I started working on Green Lantern around March of 2010. During Pre Production I talked with the Art Director François Audouy and the Production Desisgner Grant Major about the Video Playback Graphics needed for the film. One Set in particular was the C & C trailer that takes place in the beginning of the movie. This set was the U-CAV control station. They wanted the graphics to look like real/current Military tech. So I did a lot of research on Drones, Unmanned Military Aircraft, and the software that controls them. After the designs are Approved I would then begin to animate the graphics. Some of the graphics are just loops that play in the background and some are hero/scripted graphics which have to be interactive for on set playback.

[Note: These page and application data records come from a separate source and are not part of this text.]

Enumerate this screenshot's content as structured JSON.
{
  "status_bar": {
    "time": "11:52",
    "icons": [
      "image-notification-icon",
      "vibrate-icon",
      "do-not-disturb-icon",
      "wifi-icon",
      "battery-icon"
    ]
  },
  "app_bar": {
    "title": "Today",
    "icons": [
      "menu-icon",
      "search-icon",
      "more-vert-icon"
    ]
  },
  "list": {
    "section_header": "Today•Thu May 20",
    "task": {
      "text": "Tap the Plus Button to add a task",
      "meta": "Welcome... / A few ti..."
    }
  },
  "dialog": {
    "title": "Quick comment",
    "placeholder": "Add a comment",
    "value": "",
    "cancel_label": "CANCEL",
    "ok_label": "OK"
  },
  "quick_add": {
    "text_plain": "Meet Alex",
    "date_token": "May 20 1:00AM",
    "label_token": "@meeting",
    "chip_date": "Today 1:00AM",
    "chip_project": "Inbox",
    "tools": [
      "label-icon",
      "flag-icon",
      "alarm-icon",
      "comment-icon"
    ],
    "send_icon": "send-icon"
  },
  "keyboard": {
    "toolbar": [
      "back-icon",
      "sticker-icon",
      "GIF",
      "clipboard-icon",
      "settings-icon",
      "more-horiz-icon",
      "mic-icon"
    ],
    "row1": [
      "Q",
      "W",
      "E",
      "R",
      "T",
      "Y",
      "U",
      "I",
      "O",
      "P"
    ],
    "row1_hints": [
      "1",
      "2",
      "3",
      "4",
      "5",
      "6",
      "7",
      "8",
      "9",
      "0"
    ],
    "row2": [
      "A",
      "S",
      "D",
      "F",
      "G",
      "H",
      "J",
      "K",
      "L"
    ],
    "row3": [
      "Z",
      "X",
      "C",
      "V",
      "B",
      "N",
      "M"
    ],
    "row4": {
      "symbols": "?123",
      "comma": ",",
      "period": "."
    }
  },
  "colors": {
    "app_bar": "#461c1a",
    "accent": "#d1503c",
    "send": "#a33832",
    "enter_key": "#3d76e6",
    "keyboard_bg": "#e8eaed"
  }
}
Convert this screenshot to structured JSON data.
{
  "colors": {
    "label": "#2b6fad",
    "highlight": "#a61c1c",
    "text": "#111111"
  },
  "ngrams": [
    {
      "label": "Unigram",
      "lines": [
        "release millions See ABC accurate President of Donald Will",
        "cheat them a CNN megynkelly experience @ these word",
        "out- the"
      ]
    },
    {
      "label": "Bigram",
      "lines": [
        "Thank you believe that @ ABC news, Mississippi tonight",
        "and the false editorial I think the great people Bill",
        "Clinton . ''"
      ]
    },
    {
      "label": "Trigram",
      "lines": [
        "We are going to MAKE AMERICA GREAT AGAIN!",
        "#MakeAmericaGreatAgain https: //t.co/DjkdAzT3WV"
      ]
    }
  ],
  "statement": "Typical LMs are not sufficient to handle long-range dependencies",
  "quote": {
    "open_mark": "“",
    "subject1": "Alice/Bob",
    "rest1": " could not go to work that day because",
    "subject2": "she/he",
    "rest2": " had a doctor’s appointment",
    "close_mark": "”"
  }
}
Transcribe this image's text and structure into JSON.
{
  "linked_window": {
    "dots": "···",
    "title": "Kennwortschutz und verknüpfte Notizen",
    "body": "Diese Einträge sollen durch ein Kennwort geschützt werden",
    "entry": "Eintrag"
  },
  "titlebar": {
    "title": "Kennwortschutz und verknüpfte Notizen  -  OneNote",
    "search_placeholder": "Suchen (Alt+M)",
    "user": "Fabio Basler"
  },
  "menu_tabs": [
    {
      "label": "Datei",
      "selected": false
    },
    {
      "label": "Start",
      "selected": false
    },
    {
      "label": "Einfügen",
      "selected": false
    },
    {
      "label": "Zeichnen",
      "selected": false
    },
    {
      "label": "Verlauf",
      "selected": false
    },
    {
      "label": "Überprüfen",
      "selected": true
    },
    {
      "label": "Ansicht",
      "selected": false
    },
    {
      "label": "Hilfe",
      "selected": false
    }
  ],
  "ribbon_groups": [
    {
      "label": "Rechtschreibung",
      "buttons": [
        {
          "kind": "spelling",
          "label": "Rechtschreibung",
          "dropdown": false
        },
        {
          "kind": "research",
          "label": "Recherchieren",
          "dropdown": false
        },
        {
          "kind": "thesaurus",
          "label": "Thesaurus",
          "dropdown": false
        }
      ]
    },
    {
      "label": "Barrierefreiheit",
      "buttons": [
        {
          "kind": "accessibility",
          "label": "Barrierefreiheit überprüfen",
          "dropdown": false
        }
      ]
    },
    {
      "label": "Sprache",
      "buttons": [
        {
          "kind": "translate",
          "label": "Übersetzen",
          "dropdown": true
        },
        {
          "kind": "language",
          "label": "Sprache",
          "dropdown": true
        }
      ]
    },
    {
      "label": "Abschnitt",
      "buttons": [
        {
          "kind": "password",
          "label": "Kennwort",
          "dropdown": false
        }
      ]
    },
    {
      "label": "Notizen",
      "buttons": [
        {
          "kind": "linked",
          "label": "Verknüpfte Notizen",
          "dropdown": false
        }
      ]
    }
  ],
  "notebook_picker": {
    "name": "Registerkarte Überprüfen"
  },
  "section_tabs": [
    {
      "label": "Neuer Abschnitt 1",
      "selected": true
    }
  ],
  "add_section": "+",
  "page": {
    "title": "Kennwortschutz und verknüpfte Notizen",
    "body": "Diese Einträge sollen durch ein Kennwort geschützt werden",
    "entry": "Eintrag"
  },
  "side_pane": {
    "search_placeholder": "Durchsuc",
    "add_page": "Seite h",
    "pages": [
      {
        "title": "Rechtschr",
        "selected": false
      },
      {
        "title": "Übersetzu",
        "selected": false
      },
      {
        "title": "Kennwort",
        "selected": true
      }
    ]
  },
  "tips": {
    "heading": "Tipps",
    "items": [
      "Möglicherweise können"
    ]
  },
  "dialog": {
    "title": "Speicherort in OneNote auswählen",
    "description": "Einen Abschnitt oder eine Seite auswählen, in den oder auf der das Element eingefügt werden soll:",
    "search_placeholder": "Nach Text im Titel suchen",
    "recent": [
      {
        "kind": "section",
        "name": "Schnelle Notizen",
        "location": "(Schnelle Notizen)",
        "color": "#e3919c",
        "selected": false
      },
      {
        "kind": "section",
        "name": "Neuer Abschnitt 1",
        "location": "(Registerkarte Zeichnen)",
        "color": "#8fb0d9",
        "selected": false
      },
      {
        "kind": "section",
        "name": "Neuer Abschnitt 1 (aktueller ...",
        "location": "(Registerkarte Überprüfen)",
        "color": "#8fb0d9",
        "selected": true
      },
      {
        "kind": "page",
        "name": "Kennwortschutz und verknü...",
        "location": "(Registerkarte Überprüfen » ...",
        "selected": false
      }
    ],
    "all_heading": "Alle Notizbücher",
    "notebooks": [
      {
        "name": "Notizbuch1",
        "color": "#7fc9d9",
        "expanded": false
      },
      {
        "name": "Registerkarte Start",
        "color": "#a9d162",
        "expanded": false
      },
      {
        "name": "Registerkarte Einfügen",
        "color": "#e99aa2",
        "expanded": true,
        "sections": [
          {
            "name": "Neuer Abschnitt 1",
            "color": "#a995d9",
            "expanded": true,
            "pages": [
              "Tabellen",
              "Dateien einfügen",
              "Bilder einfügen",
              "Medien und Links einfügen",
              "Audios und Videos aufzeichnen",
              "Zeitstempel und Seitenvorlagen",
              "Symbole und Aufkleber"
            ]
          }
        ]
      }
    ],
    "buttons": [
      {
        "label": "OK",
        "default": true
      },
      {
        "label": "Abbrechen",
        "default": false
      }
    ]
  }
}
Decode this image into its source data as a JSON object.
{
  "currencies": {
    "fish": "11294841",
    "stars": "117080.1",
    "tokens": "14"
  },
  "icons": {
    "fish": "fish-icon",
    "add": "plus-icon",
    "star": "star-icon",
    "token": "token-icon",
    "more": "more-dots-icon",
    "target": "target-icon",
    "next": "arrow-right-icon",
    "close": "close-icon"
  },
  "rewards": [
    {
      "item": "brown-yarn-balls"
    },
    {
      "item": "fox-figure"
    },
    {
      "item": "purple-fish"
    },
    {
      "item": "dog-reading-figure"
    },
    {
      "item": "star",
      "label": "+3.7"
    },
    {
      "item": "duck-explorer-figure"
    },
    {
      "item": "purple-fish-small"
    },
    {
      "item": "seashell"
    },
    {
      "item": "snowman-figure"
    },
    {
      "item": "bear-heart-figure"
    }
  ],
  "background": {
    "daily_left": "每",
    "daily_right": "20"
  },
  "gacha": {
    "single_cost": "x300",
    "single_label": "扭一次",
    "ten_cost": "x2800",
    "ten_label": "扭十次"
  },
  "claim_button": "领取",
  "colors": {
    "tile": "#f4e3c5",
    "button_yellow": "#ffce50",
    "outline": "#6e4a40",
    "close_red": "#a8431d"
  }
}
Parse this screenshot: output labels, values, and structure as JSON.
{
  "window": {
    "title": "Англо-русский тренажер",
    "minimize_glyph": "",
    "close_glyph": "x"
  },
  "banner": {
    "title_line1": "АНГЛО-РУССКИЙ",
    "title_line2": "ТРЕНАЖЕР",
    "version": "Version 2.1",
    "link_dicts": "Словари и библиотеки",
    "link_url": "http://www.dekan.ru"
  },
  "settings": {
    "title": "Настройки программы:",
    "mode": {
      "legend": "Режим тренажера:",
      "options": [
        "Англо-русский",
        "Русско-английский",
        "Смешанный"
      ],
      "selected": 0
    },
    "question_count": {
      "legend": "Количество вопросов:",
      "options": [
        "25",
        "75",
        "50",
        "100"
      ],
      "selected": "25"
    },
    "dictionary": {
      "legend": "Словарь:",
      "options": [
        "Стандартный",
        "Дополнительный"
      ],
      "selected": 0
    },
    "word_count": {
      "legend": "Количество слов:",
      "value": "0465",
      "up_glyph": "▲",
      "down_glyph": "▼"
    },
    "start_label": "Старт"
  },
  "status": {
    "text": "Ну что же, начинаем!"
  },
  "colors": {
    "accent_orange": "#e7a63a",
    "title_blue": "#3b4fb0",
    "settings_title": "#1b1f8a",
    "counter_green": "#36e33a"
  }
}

The Underground bunker was another set we did a lot of high tech medical/lab screens for. I this set they wanted to have a realistic looking CT Scan of Abin Sur’s Body. For that, the character was modeled in 3d by Vince Parker. I then took the model and sliced it into many layers to replicate the scanned look and created the following, along with many other screens.
Then During Post Production I designed and animated graphics for VFX to replace. This included the cockpit displays of the F-35 jet and the heads up display to overlays. I would also make changes to some of the monitor graphics based on story or content changes. I would make slap/temp comps for editorial to cut in for approval. Once approved the graphics would be sent to VFX or I would export straight to film for the full frame shots.
CHUCK is an American action-comedy/spy-drama television series created by Josh Schwartz and Chris Fedak. It began with season one in 2007 and ended with season five in 2012. I started working on CHUCK after the pilot, then worked on almost every episode (90) after that. I met with Josh and Chris to discuss what they had envisioned for all the tech and interactive graphics for the show. I came up with some concepts and worked with a designer Geoff Mandell and we came up with the DNI interface. This was the interface/system that the secret government facilities would be using throughout the show until we got to season 5. Thats when Chuck bought out the buymore and started his own operation. So the Castle set was completely revamped. I designed and animated the new Charmichael Industries Systems and interface. Some of the graphics were built to be interactive, so that the actor or on set playback person could trigger and control them.
There were a lot of gadgets/props involved in chuck as well. Sometimes I would design elements or animations for the Props department to go on/into a prop. That also included all the phones and hand held devices with screens. Sometimes I would make the elements to be replaced later in post. I developed interactive phone apps that would allow the actors to use the phone like a real/custom phone during filming.
In Post Production I designed and animated graphics for VFX to replace. Sometimes it was a monitor or display that needed to be added. Other times it was a Holographic HUD “Heads Up Display” or even designing Chuck’s Ability flash effect. I would also make changes to some of the monitor graphics based on story or content changes. I would make slap/temp comps for editorial to cut in for approval. Once approved the graphics would be sent to VFX or I would export straight to film for the full frame shots.
I started working on Tropic Tunder during Production. I met with the Production Designer Jeff Mann to talk about the Video Playback Graphics needed for Les Grossman’s “Tom Cruise” Office. In this scene Speedman “Ben Stiller” has been kidnapped and they have tracking software and GPS data running trying to find him. The people that kidknapped him called asking for money to release speedman or else. They are using their voice and cell phones to trace the location of the call. The rest of the playback is automated document scanners that are finding legal documents regarding speedmans contract and deleting/changing them.